Ellie Loughlin ’89 and Colleen Wearn ’06 provided an update on plans to roll out, on a selective basis, a program whereby designated alumni assist the Admissions Office as representatives to specific schools. As we learned at our meeting, the number of school visits conducted by the Admissions Office dropped from 626 in 2008 to 450 in 2009 due to budgetary and time constraints. This program is intended to assist the Admissions Office in its efforts, and we look forward to a recap from Ellie and Colleen in May as to how the program is shaping up.
The meeting opened with an introduction of committee members.
Then followed a Student Assembly presentation by Frances Vernon ’10, president, Student Assembly; Cory Cunningham ’10, vice president, Student Assembly; and Tina Chang, president, Graduate Student Council (GSC). Tina explained the role of the GSC and that they are working on hosting social events (for all grad students), a dedicated graduate student center, vision and dental insurance for graduate students, improved Advance Transit scheduling, ID cards and discounts for spouses, and a career fair catering to grad students.
Frances reviewed the role of the Student Assembly and talked about current topics the assembly is addressing, such as an “alternative” social space, the Organizational Adjudication Committee, and the current alcohol policy.
Then followed a panel presentation by student-athletes Matt Dinger '10, Men’s Rugby Club; Margaret Smith ’10, varsity women's basketball; Dan Markowitz ’11, varsity men’s hockey. The athletes talked about why they chose Dartmouth, how sports play a role in their Dartmouth experience, their respective team’s performance, and future plans. This presentation was followed by a briefing by Bob Ceplikas ’78, acting director of Athletics. He provided an update on the scope of the athletics program, the varsity sports programs, the priority of rebuilding the football program, the high participation of athletics among undergraduates, physical education and recreation programs, club sports, important considerations regarding the athletic department’s budget, alumni giving information, and the costs of the various programs.
Sylvia Spears, acting dean of the College, then gave a presentation on current issues and what is being done about social space, social event management procedures and the new advisory board overseeing those procedures.

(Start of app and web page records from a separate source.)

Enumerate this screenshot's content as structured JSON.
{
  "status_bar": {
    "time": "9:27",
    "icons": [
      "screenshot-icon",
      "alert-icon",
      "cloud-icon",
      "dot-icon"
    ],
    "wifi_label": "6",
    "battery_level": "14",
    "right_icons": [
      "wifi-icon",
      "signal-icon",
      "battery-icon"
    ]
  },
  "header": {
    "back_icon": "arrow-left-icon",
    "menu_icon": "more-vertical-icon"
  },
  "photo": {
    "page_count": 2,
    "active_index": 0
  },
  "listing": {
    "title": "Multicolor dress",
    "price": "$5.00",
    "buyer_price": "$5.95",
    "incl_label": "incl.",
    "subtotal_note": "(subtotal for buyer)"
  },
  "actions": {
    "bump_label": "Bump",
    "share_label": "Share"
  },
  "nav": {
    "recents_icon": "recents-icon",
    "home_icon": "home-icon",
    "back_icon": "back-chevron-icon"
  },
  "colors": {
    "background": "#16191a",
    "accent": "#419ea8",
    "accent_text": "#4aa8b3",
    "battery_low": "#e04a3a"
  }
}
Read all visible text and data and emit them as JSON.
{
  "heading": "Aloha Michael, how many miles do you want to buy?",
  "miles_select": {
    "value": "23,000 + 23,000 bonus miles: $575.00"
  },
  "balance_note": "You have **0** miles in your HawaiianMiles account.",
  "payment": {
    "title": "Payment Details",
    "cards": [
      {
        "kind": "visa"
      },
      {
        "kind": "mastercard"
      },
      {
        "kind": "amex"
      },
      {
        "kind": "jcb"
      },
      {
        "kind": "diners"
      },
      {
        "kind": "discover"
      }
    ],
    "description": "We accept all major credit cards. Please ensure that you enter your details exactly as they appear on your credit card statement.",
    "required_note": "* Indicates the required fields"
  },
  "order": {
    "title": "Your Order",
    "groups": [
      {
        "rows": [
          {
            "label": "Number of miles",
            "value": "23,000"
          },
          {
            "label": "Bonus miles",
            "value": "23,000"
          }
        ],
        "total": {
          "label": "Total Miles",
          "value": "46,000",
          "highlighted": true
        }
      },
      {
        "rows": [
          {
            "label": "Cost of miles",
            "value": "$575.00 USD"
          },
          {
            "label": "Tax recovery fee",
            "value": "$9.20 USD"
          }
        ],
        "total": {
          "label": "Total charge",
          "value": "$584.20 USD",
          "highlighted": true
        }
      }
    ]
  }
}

Then followed a presentation from Mike Lewis ’11 on “Blitzes, Texting, and Facebook: Social Media and the Dartmouth Experience.”This was a research project that dealt with communications before and after the introduction of cell phones, Blitz, social networks, etc. The full video can be found here: http://mba.tuck.dartmouth.edu/digital/videos/ITdoc.html.